-- Dataset excerpts --
——
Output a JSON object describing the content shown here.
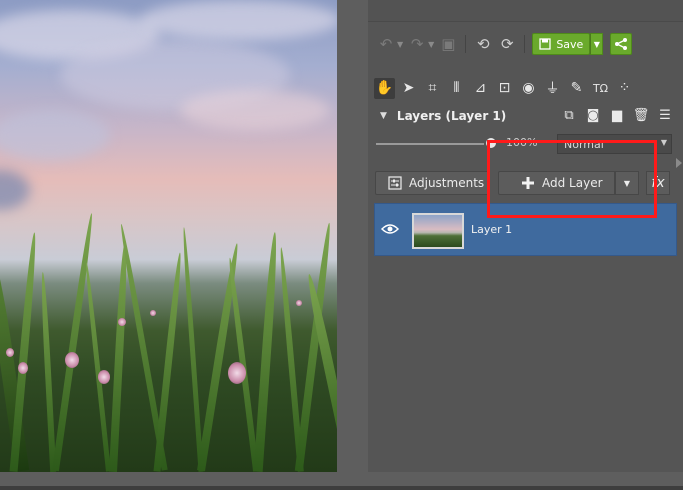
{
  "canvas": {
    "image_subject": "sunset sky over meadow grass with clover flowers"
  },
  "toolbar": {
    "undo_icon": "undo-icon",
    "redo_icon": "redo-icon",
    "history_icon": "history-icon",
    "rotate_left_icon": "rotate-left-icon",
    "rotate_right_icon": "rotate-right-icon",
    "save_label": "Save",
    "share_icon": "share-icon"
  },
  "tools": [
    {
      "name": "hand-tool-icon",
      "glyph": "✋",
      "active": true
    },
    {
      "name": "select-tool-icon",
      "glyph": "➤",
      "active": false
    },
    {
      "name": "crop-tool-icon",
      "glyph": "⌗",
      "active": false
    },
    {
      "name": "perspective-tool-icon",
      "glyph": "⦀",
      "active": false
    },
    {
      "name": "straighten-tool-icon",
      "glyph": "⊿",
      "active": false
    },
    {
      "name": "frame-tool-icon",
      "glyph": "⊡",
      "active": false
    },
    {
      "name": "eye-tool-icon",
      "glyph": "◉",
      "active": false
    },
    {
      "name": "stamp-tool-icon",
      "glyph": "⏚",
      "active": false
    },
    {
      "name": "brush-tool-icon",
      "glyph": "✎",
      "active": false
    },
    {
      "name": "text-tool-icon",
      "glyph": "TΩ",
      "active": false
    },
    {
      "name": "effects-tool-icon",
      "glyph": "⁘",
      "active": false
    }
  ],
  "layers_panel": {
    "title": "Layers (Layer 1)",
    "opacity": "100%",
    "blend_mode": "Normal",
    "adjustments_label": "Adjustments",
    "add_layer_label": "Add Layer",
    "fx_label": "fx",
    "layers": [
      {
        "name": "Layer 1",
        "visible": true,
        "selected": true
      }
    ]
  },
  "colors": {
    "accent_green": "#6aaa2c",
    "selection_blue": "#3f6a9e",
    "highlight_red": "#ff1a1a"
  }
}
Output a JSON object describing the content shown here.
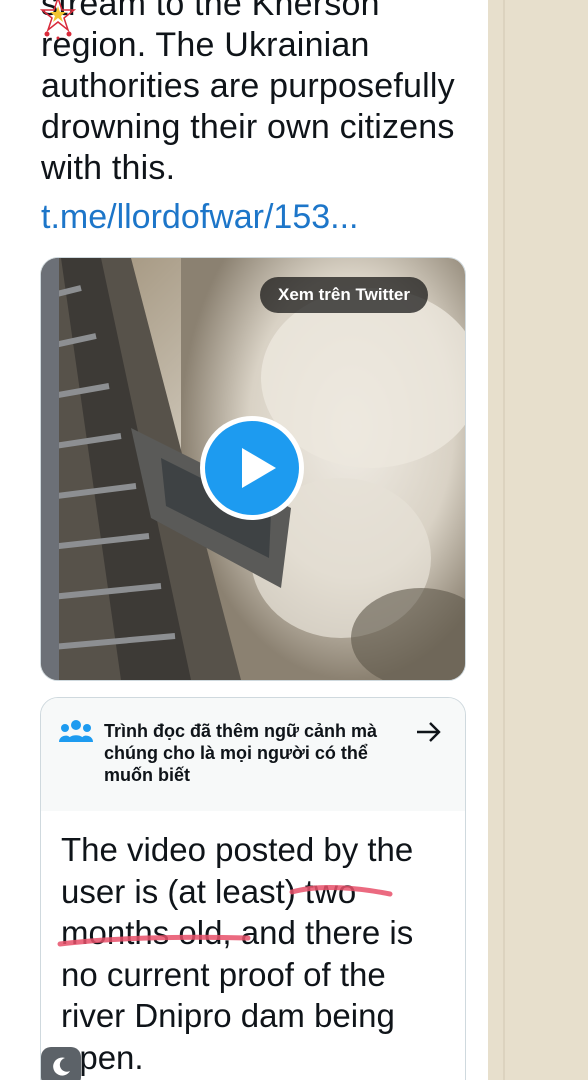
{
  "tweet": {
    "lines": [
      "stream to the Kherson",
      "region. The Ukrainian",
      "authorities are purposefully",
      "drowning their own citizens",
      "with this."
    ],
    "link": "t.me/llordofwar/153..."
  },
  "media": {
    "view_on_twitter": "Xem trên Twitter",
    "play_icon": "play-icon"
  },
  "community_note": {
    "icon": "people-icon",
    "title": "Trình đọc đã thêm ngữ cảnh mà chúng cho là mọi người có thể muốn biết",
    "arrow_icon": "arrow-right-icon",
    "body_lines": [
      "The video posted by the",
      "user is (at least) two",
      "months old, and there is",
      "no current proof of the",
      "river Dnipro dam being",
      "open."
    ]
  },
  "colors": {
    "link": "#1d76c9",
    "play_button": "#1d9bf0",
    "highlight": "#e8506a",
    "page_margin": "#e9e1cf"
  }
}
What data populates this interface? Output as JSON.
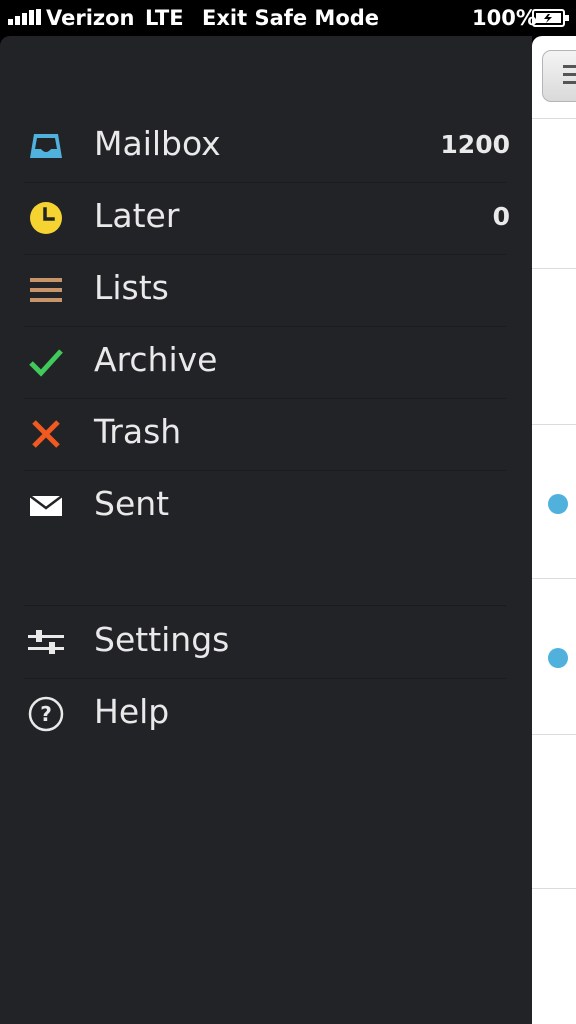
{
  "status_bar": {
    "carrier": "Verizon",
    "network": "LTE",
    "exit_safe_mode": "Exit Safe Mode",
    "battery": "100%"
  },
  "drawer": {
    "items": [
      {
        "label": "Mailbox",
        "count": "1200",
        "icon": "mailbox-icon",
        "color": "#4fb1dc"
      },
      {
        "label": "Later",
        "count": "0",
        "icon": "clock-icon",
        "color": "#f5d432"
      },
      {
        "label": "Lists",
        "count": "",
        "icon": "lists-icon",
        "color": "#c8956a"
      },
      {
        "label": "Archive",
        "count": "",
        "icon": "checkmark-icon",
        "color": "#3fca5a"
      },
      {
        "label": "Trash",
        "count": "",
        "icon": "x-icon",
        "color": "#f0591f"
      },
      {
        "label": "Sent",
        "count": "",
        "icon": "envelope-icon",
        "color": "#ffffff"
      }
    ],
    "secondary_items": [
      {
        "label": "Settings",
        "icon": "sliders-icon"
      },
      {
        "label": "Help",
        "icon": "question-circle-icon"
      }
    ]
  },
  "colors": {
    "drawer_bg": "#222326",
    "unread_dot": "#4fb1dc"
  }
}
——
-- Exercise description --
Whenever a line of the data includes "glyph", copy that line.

-- The completed task --
      "glyph": "✋",
      "glyph": "➤",
      "glyph": "⌗",
      "glyph": "⦀",
      "glyph": "⊿",
      "glyph": "⊡",
      "glyph": "◉",
      "glyph": "⏚",
      "glyph": "✎",
      "glyph": "TΩ",
      "glyph": "⁘",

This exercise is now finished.